Problem details
Your task is to copy all of the entries exactly as they are given.

Data provided
━━━

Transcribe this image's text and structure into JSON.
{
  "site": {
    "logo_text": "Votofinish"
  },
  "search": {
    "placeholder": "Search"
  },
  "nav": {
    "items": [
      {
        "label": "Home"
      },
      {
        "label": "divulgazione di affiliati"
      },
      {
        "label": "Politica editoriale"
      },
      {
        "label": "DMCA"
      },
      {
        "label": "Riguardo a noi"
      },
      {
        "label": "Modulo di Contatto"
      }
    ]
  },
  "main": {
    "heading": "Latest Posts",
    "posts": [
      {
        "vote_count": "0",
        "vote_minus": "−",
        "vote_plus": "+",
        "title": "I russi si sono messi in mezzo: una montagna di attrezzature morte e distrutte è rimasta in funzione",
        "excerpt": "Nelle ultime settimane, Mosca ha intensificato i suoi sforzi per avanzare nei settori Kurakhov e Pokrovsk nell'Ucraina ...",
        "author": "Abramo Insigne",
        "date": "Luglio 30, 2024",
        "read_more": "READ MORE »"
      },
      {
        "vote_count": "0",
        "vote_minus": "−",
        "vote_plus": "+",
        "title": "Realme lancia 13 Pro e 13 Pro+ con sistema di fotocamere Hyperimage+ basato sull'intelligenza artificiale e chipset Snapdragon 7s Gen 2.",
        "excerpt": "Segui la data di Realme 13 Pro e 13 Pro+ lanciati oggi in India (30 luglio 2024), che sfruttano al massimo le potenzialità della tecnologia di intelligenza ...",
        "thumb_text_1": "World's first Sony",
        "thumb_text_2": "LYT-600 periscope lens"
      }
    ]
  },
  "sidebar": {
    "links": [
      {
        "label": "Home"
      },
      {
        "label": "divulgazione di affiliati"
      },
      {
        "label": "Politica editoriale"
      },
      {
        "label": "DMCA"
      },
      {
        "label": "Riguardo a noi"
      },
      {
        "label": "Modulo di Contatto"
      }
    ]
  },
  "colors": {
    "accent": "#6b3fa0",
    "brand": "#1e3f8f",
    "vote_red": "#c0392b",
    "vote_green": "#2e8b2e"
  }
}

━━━

Answer to this problem
Transcribe this image's text and structure into JSON.
{
  "site": {
    "logo_text": "Votofinish"
  },
  "search": {
    "placeholder": "Search"
  },
  "nav": {
    "items": [
      {
        "label": "Home"
      },
      {
        "label": "divulgazione di affiliati"
      },
      {
        "label": "Politica editoriale"
      },
      {
        "label": "DMCA"
      },
      {
        "label": "Riguardo a noi"
      },
      {
        "label": "Modulo di Contatto"
      }
    ]
  },
  "main": {
    "heading": "Latest Posts",
    "posts": [
      {
        "vote_count": "0",
        "vote_minus": "−",
        "vote_plus": "+",
        "title": "I russi si sono messi in mezzo: una montagna di attrezzature morte e distrutte è rimasta in funzione",
        "excerpt": "Nelle ultime settimane, Mosca ha intensificato i suoi sforzi per avanzare nei settori Kurakhov e Pokrovsk nell'Ucraina ...",
        "author": "Abramo Insigne",
        "date": "Luglio 30, 2024",
        "read_more": "READ MORE »"
      },
      {
        "vote_count": "0",
        "vote_minus": "−",
        "vote_plus": "+",
        "title": "Realme lancia 13 Pro e 13 Pro+ con sistema di fotocamere Hyperimage+ basato sull'intelligenza artificiale e chipset Snapdragon 7s Gen 2.",
        "excerpt": "Segui la data di Realme 13 Pro e 13 Pro+ lanciati oggi in India (30 luglio 2024), che sfruttano al massimo le potenzialità della tecnologia di intelligenza ...",
        "thumb_text_1": "World's first Sony",
        "thumb_text_2": "LYT-600 periscope lens"
      }
    ]
  },
  "sidebar": {
    "links": [
      {
        "label": "Home"
      },
      {
        "label": "divulgazione di affiliati"
      },
      {
        "label": "Politica editoriale"
      },
      {
        "label": "DMCA"
      },
      {
        "label": "Riguardo a noi"
      },
      {
        "label": "Modulo di Contatto"
      }
    ]
  },
  "colors": {
    "accent": "#6b3fa0",
    "brand": "#1e3f8f",
    "vote_red": "#c0392b",
    "vote_green": "#2e8b2e"
  }
}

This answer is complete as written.